     Despite these concerns, critics and coaches both believe that each team merits a top 10 ranking, and perhaps the most important factor contributing to each team’s respective rankings derives from the quality of their defensive units. Auburn ranks first in the SEC in scoring defense, allowing 5 points per game, and LSU gives up 8 points per game. Auburn comes in 3rd in total defense, and LSU is 4th (in the SEC). So, based on statistics alone, these teams are pretty good on defense. Now, the statistics are possibly slightly inflated due to the level of competition they have faced, but recent history and actual observation indicate that these teams have pretty good defenses.
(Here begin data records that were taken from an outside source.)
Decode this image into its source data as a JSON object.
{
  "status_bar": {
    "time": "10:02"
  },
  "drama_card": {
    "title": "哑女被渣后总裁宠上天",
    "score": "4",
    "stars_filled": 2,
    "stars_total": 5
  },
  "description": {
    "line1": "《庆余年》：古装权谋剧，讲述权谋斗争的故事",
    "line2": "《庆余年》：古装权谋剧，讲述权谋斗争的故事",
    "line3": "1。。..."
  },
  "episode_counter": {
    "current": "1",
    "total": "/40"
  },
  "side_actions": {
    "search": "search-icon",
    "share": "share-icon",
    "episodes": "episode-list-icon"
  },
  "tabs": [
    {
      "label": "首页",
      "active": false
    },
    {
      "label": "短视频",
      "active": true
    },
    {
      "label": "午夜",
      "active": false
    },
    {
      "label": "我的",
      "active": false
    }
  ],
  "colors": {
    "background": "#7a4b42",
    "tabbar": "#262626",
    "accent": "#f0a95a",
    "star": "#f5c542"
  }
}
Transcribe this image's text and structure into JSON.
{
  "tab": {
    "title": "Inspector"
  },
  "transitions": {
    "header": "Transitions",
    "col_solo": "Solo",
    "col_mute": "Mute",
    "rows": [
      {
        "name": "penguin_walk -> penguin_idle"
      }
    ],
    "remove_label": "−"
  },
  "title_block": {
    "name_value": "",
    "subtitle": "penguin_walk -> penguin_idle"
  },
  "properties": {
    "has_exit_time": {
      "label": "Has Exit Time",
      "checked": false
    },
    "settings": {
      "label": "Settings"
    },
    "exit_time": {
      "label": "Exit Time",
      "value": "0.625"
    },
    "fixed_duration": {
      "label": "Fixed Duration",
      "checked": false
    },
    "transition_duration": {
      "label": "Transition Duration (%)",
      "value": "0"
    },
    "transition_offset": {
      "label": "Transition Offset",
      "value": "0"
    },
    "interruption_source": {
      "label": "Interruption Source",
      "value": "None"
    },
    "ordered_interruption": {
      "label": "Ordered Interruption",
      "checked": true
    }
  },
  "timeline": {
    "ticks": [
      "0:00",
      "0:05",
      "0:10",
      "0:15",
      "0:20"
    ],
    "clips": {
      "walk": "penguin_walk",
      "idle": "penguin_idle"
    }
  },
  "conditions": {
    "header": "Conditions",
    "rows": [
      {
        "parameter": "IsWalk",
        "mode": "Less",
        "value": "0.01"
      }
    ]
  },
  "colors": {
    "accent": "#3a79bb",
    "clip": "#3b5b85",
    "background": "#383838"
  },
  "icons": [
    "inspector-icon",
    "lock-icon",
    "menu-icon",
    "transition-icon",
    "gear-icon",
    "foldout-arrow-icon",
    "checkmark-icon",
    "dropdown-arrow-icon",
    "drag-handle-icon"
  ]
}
     But back to offense. So far this season, Auburn has struggled mightily on offense. Kodi Burns did start the opening game, but Chris Todd usurped the starting position from him (in part because of a slight injury but Burns can still play). Neither QB has accomplished anything noteworthy this season, nor has there been any return on the investment of Tony Franklin’s spread offense. Auburn is ranked 11th in passing offense in the SEC and has thrown for one touchdown and two interceptions. They are a bit better in the running game averaging 204.7 yards per game but have lost six fumbles in three games this season. Their turnover ratio is – 2, and that’s only because their defense has forced 6 turnovers. (To illustrate the imbalance of Auburn’s offense-defense ratio, I have included this clip of their 3-2 win over Mississippi State. You can call it a “lowlight” video:
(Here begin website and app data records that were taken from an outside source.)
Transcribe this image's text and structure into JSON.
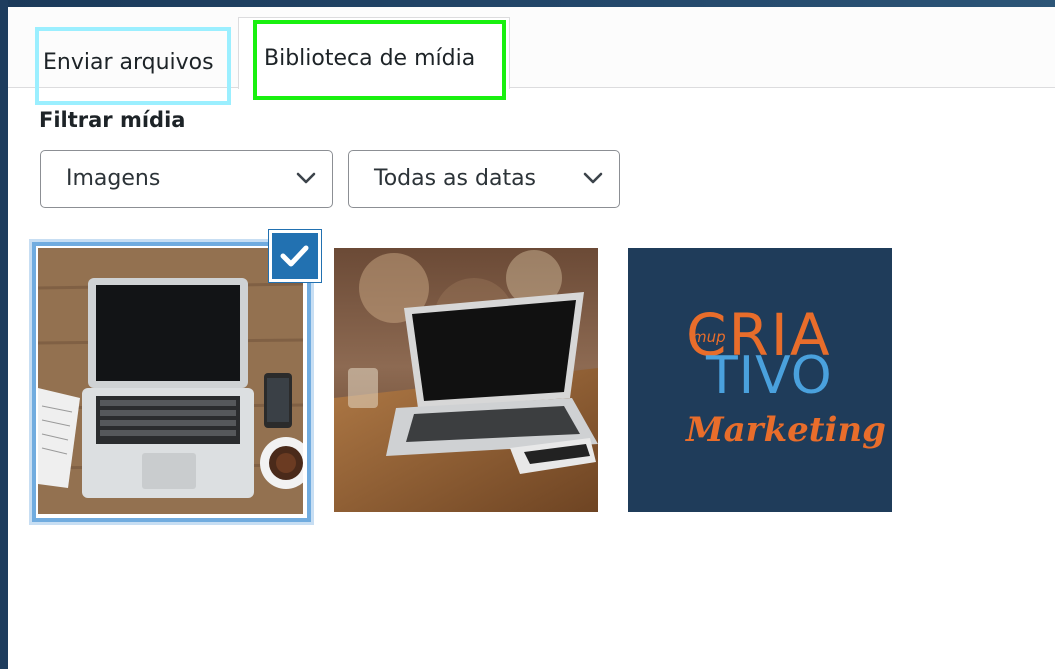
{
  "tabs": [
    {
      "label": "Enviar arquivos",
      "active": false
    },
    {
      "label": "Biblioteca de mídia",
      "active": true
    }
  ],
  "filters": {
    "label": "Filtrar mídia",
    "type_select": {
      "value": "Imagens"
    },
    "date_select": {
      "value": "Todas as datas"
    }
  },
  "attachments": [
    {
      "subject": "laptop on wooden desk top view",
      "selected": true
    },
    {
      "subject": "laptop on wooden table",
      "selected": false
    },
    {
      "subject": "Criativo Marketing logo",
      "selected": false
    }
  ],
  "logo": {
    "line1": "CRIA",
    "line2": "TIVO",
    "small": "mup",
    "line3": "Marketing"
  },
  "colors": {
    "accent": "#2271b1",
    "selected_border": "#71acdf",
    "tab_upload_highlight": "#9befff",
    "tab_library_highlight": "#19f00f",
    "logo_bg": "#1f3c5a",
    "logo_orange": "#e86d2b",
    "logo_blue": "#4aa1dd"
  }
}
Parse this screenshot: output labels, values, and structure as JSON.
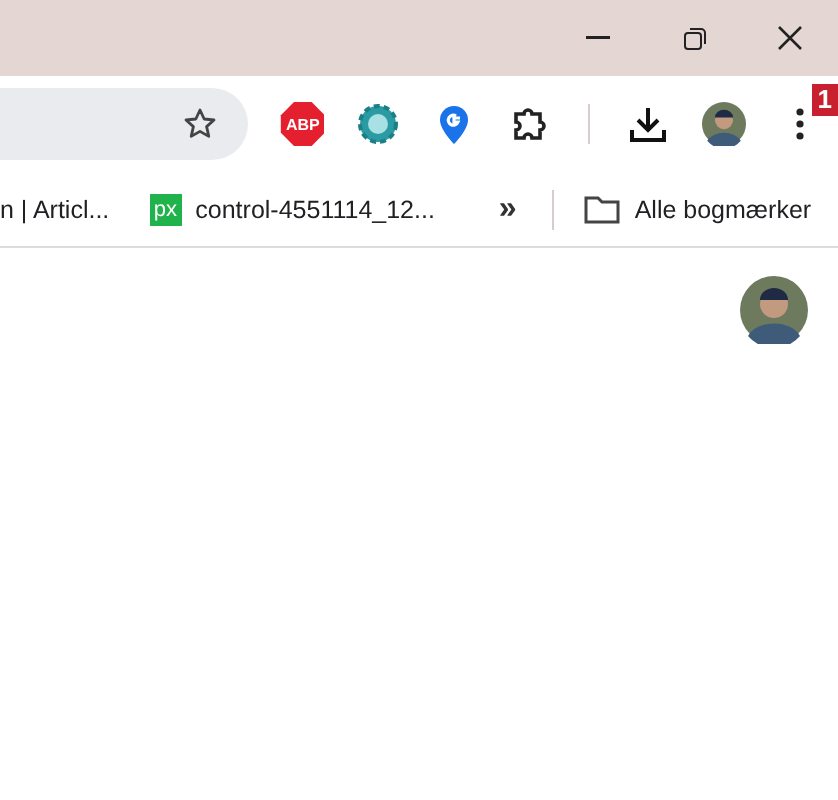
{
  "toolbar": {
    "extensions": [
      {
        "kind": "abp",
        "label": "ABP"
      },
      {
        "kind": "gear"
      },
      {
        "kind": "g"
      },
      {
        "kind": "puzzle"
      }
    ],
    "menu_badge": "1"
  },
  "bookmarks": [
    {
      "kind": "plain",
      "label": "n | Articl..."
    },
    {
      "kind": "px",
      "icon_text": "px",
      "label": "control-4551114_12..."
    }
  ],
  "bookmarks_overflow": "»",
  "all_bookmarks": "Alle bogmærker"
}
     On the other hand, LSU’s offense has been slightly better. They are tied for the SEC lead in points per game and are 1st in rushing offense. Still, their passing game is a bit suspect. Each of their quarterbacks has thrown one interception, and neither of them has been particularly impressive. In addition, LSU has not truly been faced with a tough test all year. Their two games (North Texas and Appalachian State) were both at home, and LSU must travel to Auburn.

     On special teams, both teams have been adequate, although Auburn has missed a few field goals. There really isn’t much to say here, but one thing I do want to discuss quickly is intangibles. Last year, LSU was behind by one point late in the fourth quarter and could have advanced the ball and called a timeout to attempt the field goal. Instead, in a controversial call, Coach Les Miles decided to try a long pass to the end zone. LSU receiver Demetrius Byrd made a miraculous catch in the end zone, giving LSU the win. So karma theoretically is in Auburn’s favor as they are due for some type of miracle. Recent history is on Auburn’s side as well: the home team has won the past 8 games in the series.
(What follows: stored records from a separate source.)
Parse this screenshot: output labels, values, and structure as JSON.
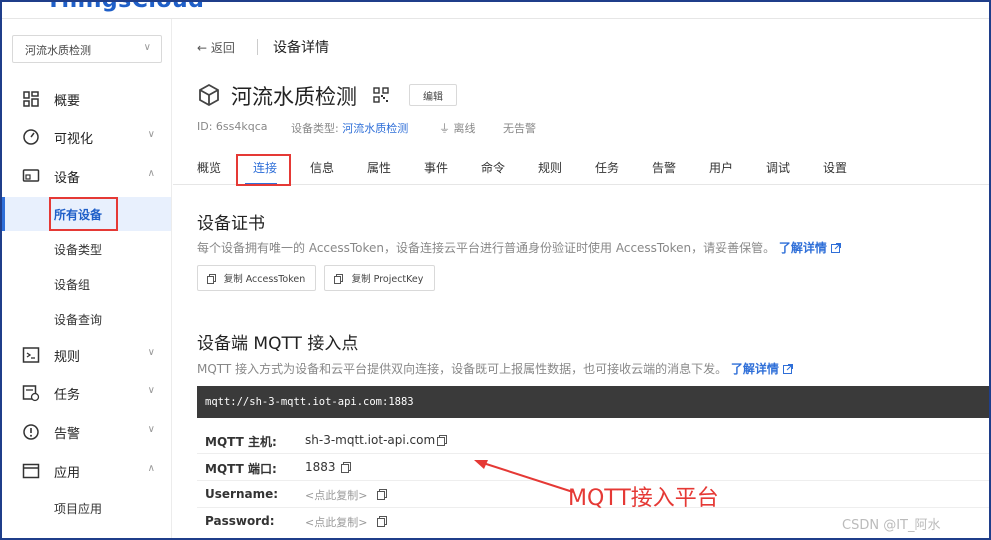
{
  "app": {
    "logo": "ThingsCloud"
  },
  "sidebar": {
    "project": "河流水质检测",
    "menu": [
      {
        "label": "概要",
        "icon": "dashboard-icon"
      },
      {
        "label": "可视化",
        "icon": "gauge-icon",
        "chevron": "down"
      },
      {
        "label": "设备",
        "icon": "device-icon",
        "chevron": "up"
      },
      {
        "label": "规则",
        "icon": "terminal-icon",
        "chevron": "down"
      },
      {
        "label": "任务",
        "icon": "task-icon",
        "chevron": "down"
      },
      {
        "label": "告警",
        "icon": "alert-icon",
        "chevron": "down"
      },
      {
        "label": "应用",
        "icon": "app-window-icon",
        "chevron": "up"
      }
    ],
    "device_sub": [
      "所有设备",
      "设备类型",
      "设备组",
      "设备查询"
    ],
    "app_sub": [
      "项目应用"
    ],
    "active_sub": "所有设备"
  },
  "header": {
    "back": "返回",
    "page_title": "设备详情"
  },
  "device": {
    "name": "河流水质检测",
    "edit": "编辑",
    "id_label": "ID: 6ss4kqca",
    "type_label": "设备类型:",
    "type_value": "河流水质检测",
    "status": "离线",
    "alert": "无告警"
  },
  "tabs": [
    "概览",
    "连接",
    "信息",
    "属性",
    "事件",
    "命令",
    "规则",
    "任务",
    "告警",
    "用户",
    "调试",
    "设置"
  ],
  "active_tab": "连接",
  "cert": {
    "title": "设备证书",
    "desc": "每个设备拥有唯一的 AccessToken，设备连接云平台进行普通身份验证时使用 AccessToken，请妥善保管。",
    "more": "了解详情",
    "btn_token": "复制 AccessToken",
    "btn_key": "复制 ProjectKey"
  },
  "mqtt": {
    "title": "设备端 MQTT 接入点",
    "desc": "MQTT 接入方式为设备和云平台提供双向连接，设备既可上报属性数据，也可接收云端的消息下发。",
    "more": "了解详情",
    "url": "mqtt://sh-3-mqtt.iot-api.com:1883",
    "rows": [
      {
        "k": "MQTT 主机:",
        "v": "sh-3-mqtt.iot-api.com"
      },
      {
        "k": "MQTT 端口:",
        "v": "1883"
      },
      {
        "k": "Username:",
        "v": "<点此复制>"
      },
      {
        "k": "Password:",
        "v": "<点此复制>"
      }
    ]
  },
  "annotation": "MQTT接入平台",
  "watermark": "CSDN @IT_阿水",
  "colors": {
    "accent": "#2f6fd8",
    "highlight": "#e53935",
    "code_bg": "#3a3a3a"
  }
}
Prediction: If a significant amount of offense occurs in this game, it will be the biggest shock since Pearl Harbor. LSU wins 4-2. LSU gets two safeties; Auburn gets one. (Of course, that was a rather silly prediction; I just wanted to emphasize the defensive ability relative to offensive ability of each team. I would still pick LSU and a score of 10-7 would be more reasonable).

Look Back: Ohio State has been exposed again. I know I picked a fairly close game with USC winning 35-28, but if I had any guts, I would have picked a USC blowout. Hopefully, Ohio State will not end up in the national championship game (sorry Buckeyes fans), even if they run the table for the rest of the year. As for USC, two things will hinder them on a quest to a national championship: a slip up a la Stanford last year or multiple undefeated teams who possibly have a better resume than USC. The second situation is unlikely, but even if it does occur, USC still might end up in the championship game because they are likely to be ranked # 1 in the polls.


By: Brennan Marks

SZ Contributing Writer